_What you have to do:_ Every record below should be written out exactly; pictures stay out.

_Exercise materials:_
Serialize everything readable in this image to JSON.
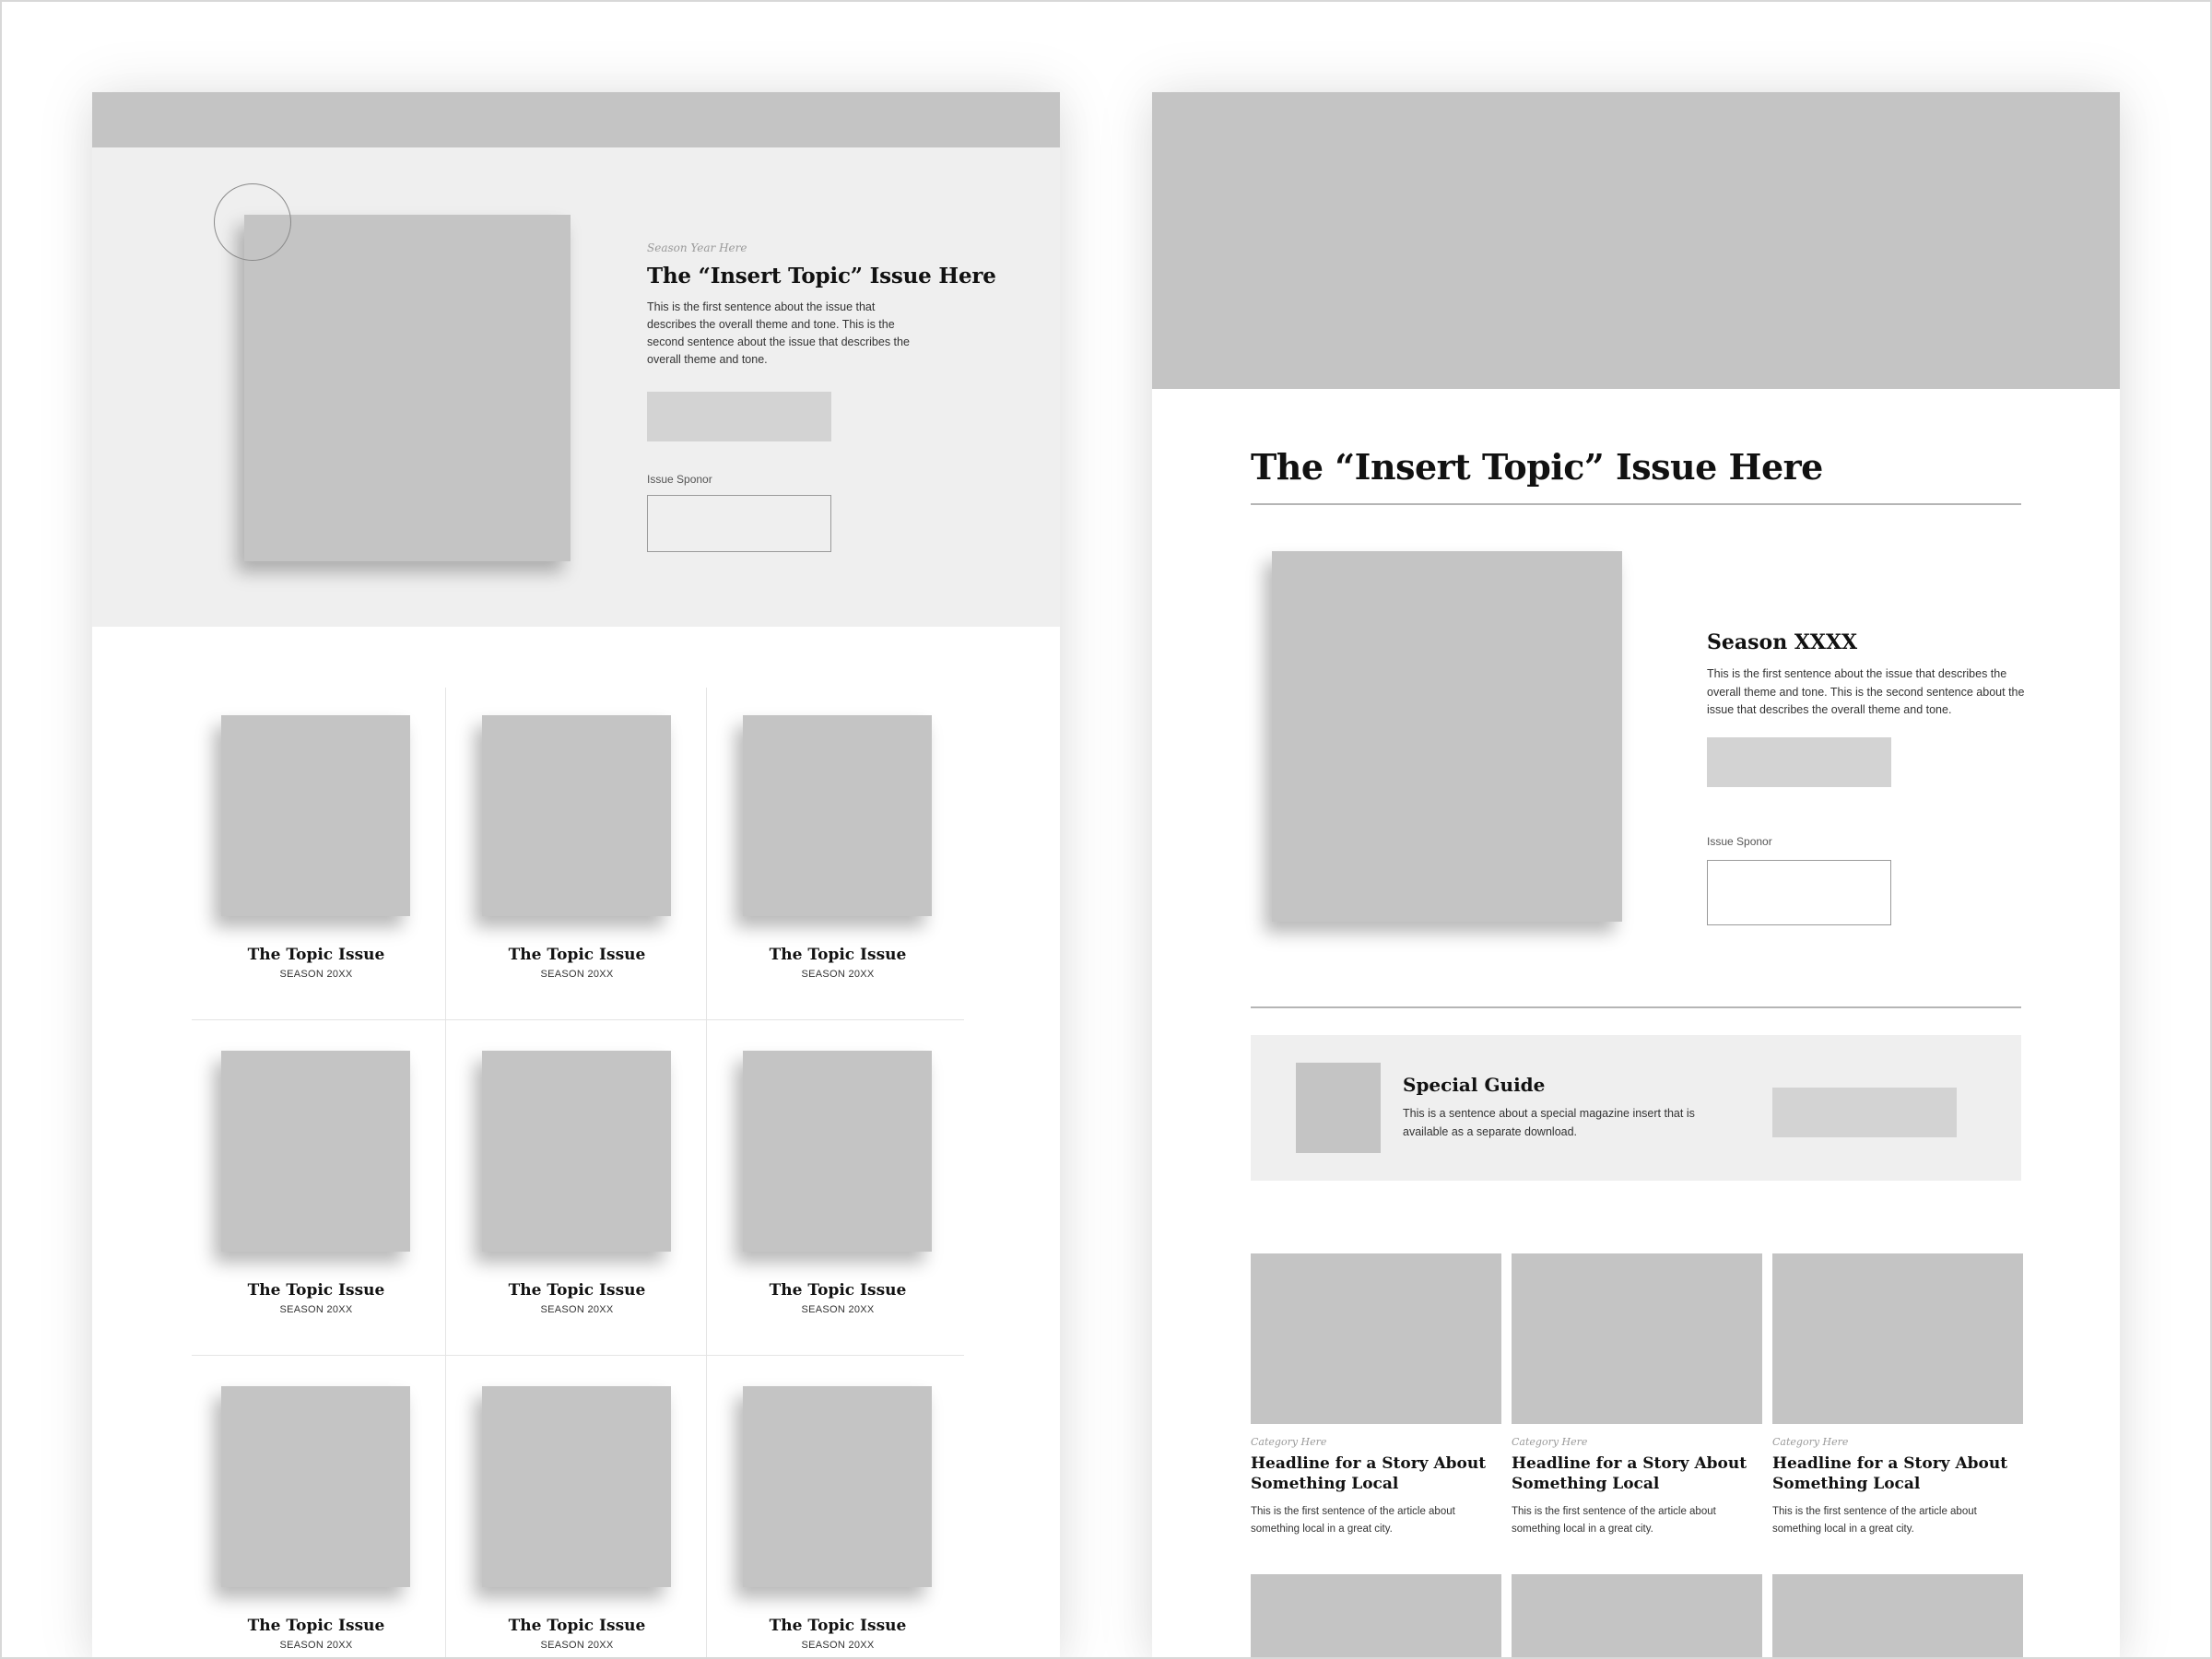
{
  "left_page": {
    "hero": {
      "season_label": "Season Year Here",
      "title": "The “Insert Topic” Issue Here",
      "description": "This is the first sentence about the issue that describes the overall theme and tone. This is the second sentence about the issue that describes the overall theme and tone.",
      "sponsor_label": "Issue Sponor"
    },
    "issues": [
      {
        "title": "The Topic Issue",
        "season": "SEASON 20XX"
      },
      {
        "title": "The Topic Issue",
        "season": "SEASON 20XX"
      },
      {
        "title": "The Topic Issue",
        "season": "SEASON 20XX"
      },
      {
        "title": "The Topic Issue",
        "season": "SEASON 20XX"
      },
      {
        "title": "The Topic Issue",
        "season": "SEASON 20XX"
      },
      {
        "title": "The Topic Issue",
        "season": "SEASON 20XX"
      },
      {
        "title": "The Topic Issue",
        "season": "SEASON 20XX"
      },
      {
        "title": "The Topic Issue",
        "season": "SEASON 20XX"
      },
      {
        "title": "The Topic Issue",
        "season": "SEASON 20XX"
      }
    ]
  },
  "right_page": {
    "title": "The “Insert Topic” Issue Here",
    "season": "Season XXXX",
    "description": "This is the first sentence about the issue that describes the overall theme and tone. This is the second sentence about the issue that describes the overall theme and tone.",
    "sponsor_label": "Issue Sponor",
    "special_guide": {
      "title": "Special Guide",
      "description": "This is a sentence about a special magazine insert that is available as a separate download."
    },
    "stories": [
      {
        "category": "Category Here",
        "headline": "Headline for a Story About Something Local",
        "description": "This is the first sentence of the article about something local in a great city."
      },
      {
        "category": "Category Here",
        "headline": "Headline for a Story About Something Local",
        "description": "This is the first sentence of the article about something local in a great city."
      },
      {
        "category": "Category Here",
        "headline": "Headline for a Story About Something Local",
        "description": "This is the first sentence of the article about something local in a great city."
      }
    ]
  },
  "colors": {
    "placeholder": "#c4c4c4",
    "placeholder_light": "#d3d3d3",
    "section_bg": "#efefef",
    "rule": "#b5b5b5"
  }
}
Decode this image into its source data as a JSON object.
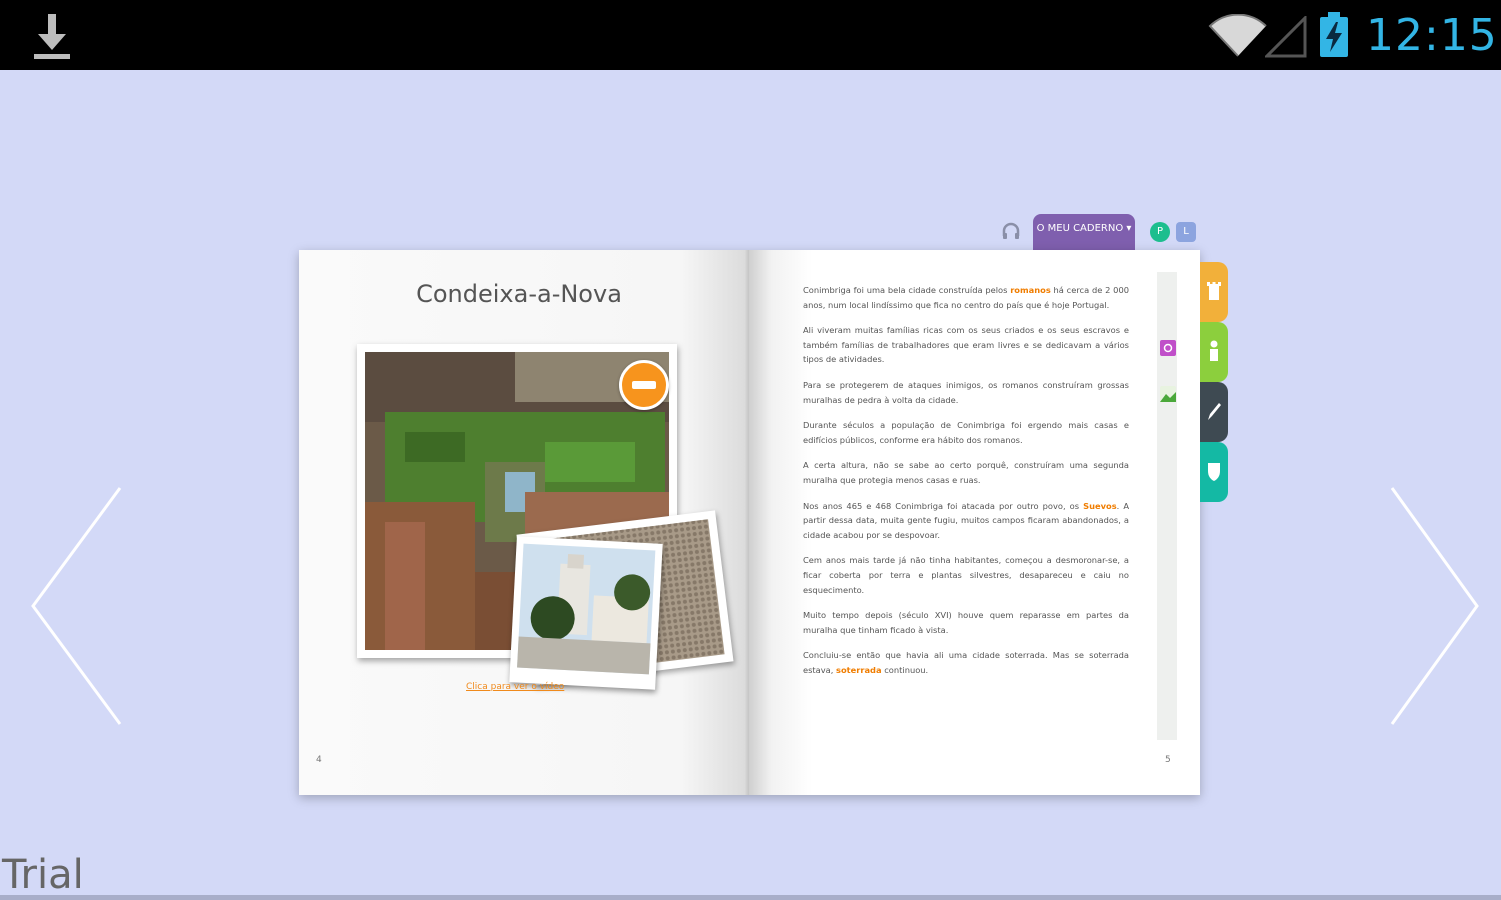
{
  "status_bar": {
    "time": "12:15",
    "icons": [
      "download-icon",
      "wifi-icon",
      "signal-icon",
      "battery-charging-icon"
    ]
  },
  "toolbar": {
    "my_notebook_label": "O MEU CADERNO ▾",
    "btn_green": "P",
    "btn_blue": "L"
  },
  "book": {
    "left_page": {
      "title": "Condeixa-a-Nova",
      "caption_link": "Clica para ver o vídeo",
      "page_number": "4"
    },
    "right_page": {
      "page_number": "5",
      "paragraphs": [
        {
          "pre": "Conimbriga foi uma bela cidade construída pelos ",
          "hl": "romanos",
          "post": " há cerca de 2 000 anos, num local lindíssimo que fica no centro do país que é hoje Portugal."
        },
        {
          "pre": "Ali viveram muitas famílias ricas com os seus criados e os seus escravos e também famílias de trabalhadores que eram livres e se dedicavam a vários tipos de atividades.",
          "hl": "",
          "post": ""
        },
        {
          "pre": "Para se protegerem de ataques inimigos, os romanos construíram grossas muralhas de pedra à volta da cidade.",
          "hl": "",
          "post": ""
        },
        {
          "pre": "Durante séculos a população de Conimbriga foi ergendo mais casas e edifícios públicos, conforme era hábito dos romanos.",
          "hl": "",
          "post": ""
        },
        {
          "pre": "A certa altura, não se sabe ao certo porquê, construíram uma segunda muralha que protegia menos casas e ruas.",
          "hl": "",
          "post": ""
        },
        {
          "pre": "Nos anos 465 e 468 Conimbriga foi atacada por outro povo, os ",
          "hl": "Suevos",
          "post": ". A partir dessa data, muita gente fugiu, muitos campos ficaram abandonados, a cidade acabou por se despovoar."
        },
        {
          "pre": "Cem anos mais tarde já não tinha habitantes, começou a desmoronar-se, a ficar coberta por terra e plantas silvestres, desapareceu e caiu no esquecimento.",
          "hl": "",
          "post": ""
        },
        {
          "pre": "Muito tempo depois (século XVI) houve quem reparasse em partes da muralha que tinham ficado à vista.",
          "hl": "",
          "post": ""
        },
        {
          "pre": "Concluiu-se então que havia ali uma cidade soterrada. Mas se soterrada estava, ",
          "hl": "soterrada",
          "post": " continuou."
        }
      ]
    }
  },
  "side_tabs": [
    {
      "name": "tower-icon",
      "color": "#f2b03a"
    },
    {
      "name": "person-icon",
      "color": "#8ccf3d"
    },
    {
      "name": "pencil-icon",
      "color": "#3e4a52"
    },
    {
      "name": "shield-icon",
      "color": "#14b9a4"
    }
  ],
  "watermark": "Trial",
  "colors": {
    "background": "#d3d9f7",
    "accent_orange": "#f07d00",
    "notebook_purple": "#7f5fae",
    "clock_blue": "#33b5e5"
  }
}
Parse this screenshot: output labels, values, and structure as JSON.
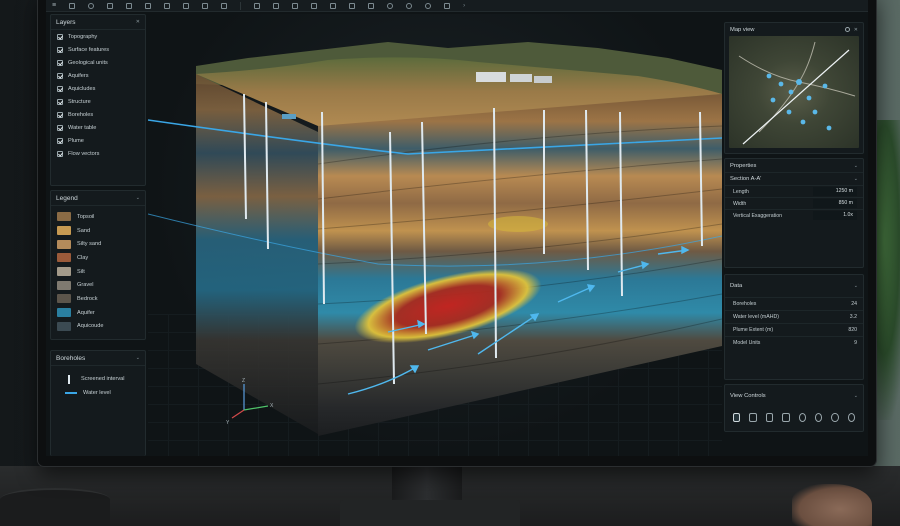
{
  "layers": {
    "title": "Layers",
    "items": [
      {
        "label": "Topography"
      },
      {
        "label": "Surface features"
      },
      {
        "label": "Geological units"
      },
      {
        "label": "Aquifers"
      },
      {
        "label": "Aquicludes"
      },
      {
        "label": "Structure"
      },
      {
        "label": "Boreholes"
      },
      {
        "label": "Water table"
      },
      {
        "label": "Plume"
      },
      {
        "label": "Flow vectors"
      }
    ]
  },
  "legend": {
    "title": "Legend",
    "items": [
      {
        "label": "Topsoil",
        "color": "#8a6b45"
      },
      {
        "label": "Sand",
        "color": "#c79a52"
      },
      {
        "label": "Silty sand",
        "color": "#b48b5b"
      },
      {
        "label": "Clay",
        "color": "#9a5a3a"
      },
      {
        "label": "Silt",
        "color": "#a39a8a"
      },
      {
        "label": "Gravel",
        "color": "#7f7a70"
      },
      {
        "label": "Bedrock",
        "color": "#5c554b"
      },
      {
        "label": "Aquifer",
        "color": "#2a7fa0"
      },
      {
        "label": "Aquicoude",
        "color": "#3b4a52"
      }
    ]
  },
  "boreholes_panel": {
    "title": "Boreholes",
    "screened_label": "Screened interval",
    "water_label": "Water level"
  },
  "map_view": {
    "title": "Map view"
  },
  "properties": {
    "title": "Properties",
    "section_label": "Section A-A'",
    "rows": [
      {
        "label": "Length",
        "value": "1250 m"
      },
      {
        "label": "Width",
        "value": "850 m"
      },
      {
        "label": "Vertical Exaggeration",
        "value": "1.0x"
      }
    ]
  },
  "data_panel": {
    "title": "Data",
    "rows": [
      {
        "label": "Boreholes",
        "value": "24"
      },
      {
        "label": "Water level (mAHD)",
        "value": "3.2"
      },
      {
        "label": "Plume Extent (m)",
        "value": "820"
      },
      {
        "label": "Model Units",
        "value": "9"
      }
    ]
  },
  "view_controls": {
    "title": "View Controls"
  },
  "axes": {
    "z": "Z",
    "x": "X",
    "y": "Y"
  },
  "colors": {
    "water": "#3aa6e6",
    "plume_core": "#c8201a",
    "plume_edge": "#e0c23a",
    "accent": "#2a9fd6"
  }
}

_Result of the task:_
Serialize everything readable in this image to JSON.
{
  "left_page": {
    "hero": {
      "season_label": "Season Year Here",
      "title": "The “Insert Topic” Issue Here",
      "description": "This is the first sentence about the issue that describes the overall theme and tone. This is the second sentence about the issue that describes the overall theme and tone.",
      "sponsor_label": "Issue Sponor"
    },
    "issues": [
      {
        "title": "The Topic Issue",
        "season": "SEASON 20XX"
      },
      {
        "title": "The Topic Issue",
        "season": "SEASON 20XX"
      },
      {
        "title": "The Topic Issue",
        "season": "SEASON 20XX"
      },
      {
        "title": "The Topic Issue",
        "season": "SEASON 20XX"
      },
      {
        "title": "The Topic Issue",
        "season": "SEASON 20XX"
      },
      {
        "title": "The Topic Issue",
        "season": "SEASON 20XX"
      },
      {
        "title": "The Topic Issue",
        "season": "SEASON 20XX"
      },
      {
        "title": "The Topic Issue",
        "season": "SEASON 20XX"
      },
      {
        "title": "The Topic Issue",
        "season": "SEASON 20XX"
      }
    ]
  },
  "right_page": {
    "title": "The “Insert Topic” Issue Here",
    "season": "Season XXXX",
    "description": "This is the first sentence about the issue that describes the overall theme and tone. This is the second sentence about the issue that describes the overall theme and tone.",
    "sponsor_label": "Issue Sponor",
    "special_guide": {
      "title": "Special Guide",
      "description": "This is a sentence about a special magazine insert that is available as a separate download."
    },
    "stories": [
      {
        "category": "Category Here",
        "headline": "Headline for a Story About Something Local",
        "description": "This is the first sentence of the article about something local in a great city."
      },
      {
        "category": "Category Here",
        "headline": "Headline for a Story About Something Local",
        "description": "This is the first sentence of the article about something local in a great city."
      },
      {
        "category": "Category Here",
        "headline": "Headline for a Story About Something Local",
        "description": "This is the first sentence of the article about something local in a great city."
      }
    ]
  },
  "colors": {
    "placeholder": "#c4c4c4",
    "placeholder_light": "#d3d3d3",
    "section_bg": "#efefef",
    "rule": "#b5b5b5"
  }
}
Decode this image into its source data as a JSON object.
{
  "status_bar": {
    "time": "12:15",
    "icons": [
      "download-icon",
      "wifi-icon",
      "signal-icon",
      "battery-charging-icon"
    ]
  },
  "toolbar": {
    "my_notebook_label": "O MEU CADERNO ▾",
    "btn_green": "P",
    "btn_blue": "L"
  },
  "book": {
    "left_page": {
      "title": "Condeixa-a-Nova",
      "caption_link": "Clica para ver o vídeo",
      "page_number": "4"
    },
    "right_page": {
      "page_number": "5",
      "paragraphs": [
        {
          "pre": "Conimbriga foi uma bela cidade construída pelos ",
          "hl": "romanos",
          "post": " há cerca de 2 000 anos, num local lindíssimo que fica no centro do país que é hoje Portugal."
        },
        {
          "pre": "Ali viveram muitas famílias ricas com os seus criados e os seus escravos e também famílias de trabalhadores que eram livres e se dedicavam a vários tipos de atividades.",
          "hl": "",
          "post": ""
        },
        {
          "pre": "Para se protegerem de ataques inimigos, os romanos construíram grossas muralhas de pedra à volta da cidade.",
          "hl": "",
          "post": ""
        },
        {
          "pre": "Durante séculos a população de Conimbriga foi ergendo mais casas e edifícios públicos, conforme era hábito dos romanos.",
          "hl": "",
          "post": ""
        },
        {
          "pre": "A certa altura, não se sabe ao certo porquê, construíram uma segunda muralha que protegia menos casas e ruas.",
          "hl": "",
          "post": ""
        },
        {
          "pre": "Nos anos 465 e 468 Conimbriga foi atacada por outro povo, os ",
          "hl": "Suevos",
          "post": ". A partir dessa data, muita gente fugiu, muitos campos ficaram abandonados, a cidade acabou por se despovoar."
        },
        {
          "pre": "Cem anos mais tarde já não tinha habitantes, começou a desmoronar-se, a ficar coberta por terra e plantas silvestres, desapareceu e caiu no esquecimento.",
          "hl": "",
          "post": ""
        },
        {
          "pre": "Muito tempo depois (século XVI) houve quem reparasse em partes da muralha que tinham ficado à vista.",
          "hl": "",
          "post": ""
        },
        {
          "pre": "Concluiu-se então que havia ali uma cidade soterrada. Mas se soterrada estava, ",
          "hl": "soterrada",
          "post": " continuou."
        }
      ]
    }
  },
  "side_tabs": [
    {
      "name": "tower-icon",
      "color": "#f2b03a"
    },
    {
      "name": "person-icon",
      "color": "#8ccf3d"
    },
    {
      "name": "pencil-icon",
      "color": "#3e4a52"
    },
    {
      "name": "shield-icon",
      "color": "#14b9a4"
    }
  ],
  "watermark": "Trial",
  "colors": {
    "background": "#d3d9f7",
    "accent_orange": "#f07d00",
    "notebook_purple": "#7f5fae",
    "clock_blue": "#33b5e5"
  }
}
Parse this screenshot: output labels, values, and structure as JSON.
{
  "layers": {
    "title": "Layers",
    "items": [
      {
        "label": "Topography"
      },
      {
        "label": "Surface features"
      },
      {
        "label": "Geological units"
      },
      {
        "label": "Aquifers"
      },
      {
        "label": "Aquicludes"
      },
      {
        "label": "Structure"
      },
      {
        "label": "Boreholes"
      },
      {
        "label": "Water table"
      },
      {
        "label": "Plume"
      },
      {
        "label": "Flow vectors"
      }
    ]
  },
  "legend": {
    "title": "Legend",
    "items": [
      {
        "label": "Topsoil",
        "color": "#8a6b45"
      },
      {
        "label": "Sand",
        "color": "#c79a52"
      },
      {
        "label": "Silty sand",
        "color": "#b48b5b"
      },
      {
        "label": "Clay",
        "color": "#9a5a3a"
      },
      {
        "label": "Silt",
        "color": "#a39a8a"
      },
      {
        "label": "Gravel",
        "color": "#7f7a70"
      },
      {
        "label": "Bedrock",
        "color": "#5c554b"
      },
      {
        "label": "Aquifer",
        "color": "#2a7fa0"
      },
      {
        "label": "Aquicoude",
        "color": "#3b4a52"
      }
    ]
  },
  "boreholes_panel": {
    "title": "Boreholes",
    "screened_label": "Screened interval",
    "water_label": "Water level"
  },
  "map_view": {
    "title": "Map view"
  },
  "properties": {
    "title": "Properties",
    "section_label": "Section A-A'",
    "rows": [
      {
        "label": "Length",
        "value": "1250 m"
      },
      {
        "label": "Width",
        "value": "850 m"
      },
      {
        "label": "Vertical Exaggeration",
        "value": "1.0x"
      }
    ]
  },
  "data_panel": {
    "title": "Data",
    "rows": [
      {
        "label": "Boreholes",
        "value": "24"
      },
      {
        "label": "Water level (mAHD)",
        "value": "3.2"
      },
      {
        "label": "Plume Extent (m)",
        "value": "820"
      },
      {
        "label": "Model Units",
        "value": "9"
      }
    ]
  },
  "view_controls": {
    "title": "View Controls"
  },
  "axes": {
    "z": "Z",
    "x": "X",
    "y": "Y"
  },
  "colors": {
    "water": "#3aa6e6",
    "plume_core": "#c8201a",
    "plume_edge": "#e0c23a",
    "accent": "#2a9fd6"
  }
}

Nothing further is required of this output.